“I know all this depends on the needs and ability of the person but I DEFINITELY believe it can and should be done – not being able to make decisions about their own travel and get about the immediate community around them is so debilitating for our young people with SEN and it should be a huge priority.”

“The key to it all for us is really just persistence and practice, and noticing the tiny bits of independence they are gaining each time – might be getting their wallet out of their own pocket unprompted one day, or finding their own seat on the bus, or scanning the bus pass themselves etc. All those bits add up but obviously the complete process is completely daunting at first when you are aiming at complete independence. Visual schedules with photos of different key parts of the process (bus stop, number of bus, ticket scanner, landmarks on route so you know you are going in the right direction etc.) are all really important if you have someone who relies heavily on that prompt for it to be successful”

This is worth considering when making baby steps towards your young person being able to be independent within the community.

 These are the areas to consider teaching your young person.

Walking to school end of year 6 and to secondary school

Walking to a friend/family member's house

Popping to the local shop

Going into town

Going into a shop/café

Getting to ollege by bus or train

Problem solving

What are the benefits?

  • Increased confidence and independence
  • Decreased reliance on specialist transport and parents/carers
  • More opportunities to go out with friends and join clubs
  • More opportunities to go to college or find a job

Teach them to know and understand the following

  • Learn the route/journey/planning a journey
  • Practice the journey and learning alternative routes
  • How and where do I buy a ticket, what do I say and ask for?
  • Where do I sit on the train/bus. Where do I wait?
  • How do I search or look at a timetable?
  • How do I use my smart phone and apps
  • If using a taxi, make sure I know which company to call
  • Build on confidence and becoming independent
  • Personal safety and problem solving – crossing roads, Stranger Danger
  • Learn to ‘Wait’

https://www.autism.org.uk/about/family-life/everyday-life/road-safety.aspx

How to Cross a Road Safely

  • THINK FIRST - PLAN. Find the safest place to cross then stop. ...
  • STOP. Stand on the pavement little way back from the edge. ...
  • WATCH AND LISTEN. Look for traffic in all directions and listen.
  • WAIT UNTIL IT'S SAFE. Wait patiently and let the traffic pass. ...
  • WATCH AND LISTEN. When it's safe, walk directly across the road.

https://info.westberks.gov.uk/roadsafety

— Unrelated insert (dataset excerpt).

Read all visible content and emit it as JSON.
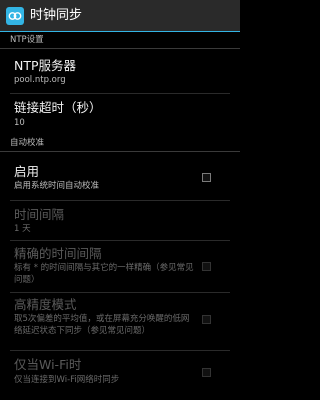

  • Put together timetables to show them when and what time it is,  ready to leave – older children can use their smart phones
  • If need print out or send them pictures of landmarks
  • Make sure they have your contact numbers
  • Put together a 'What If' card if things go wrong.
  • Make sure they carry their Alert Card (Autism)

This will take time and there is no rush, however please start early and slowly their confidence will grow along with their independent skills. It will also open up new travel opportunities for you and your family.

 More reading

The Essential Guide to Safe Travel-Training for Children with Autism and Intellectual Disabilities Paperback – 21 Mar 2017

by Dr Desirée Gallimore (Author)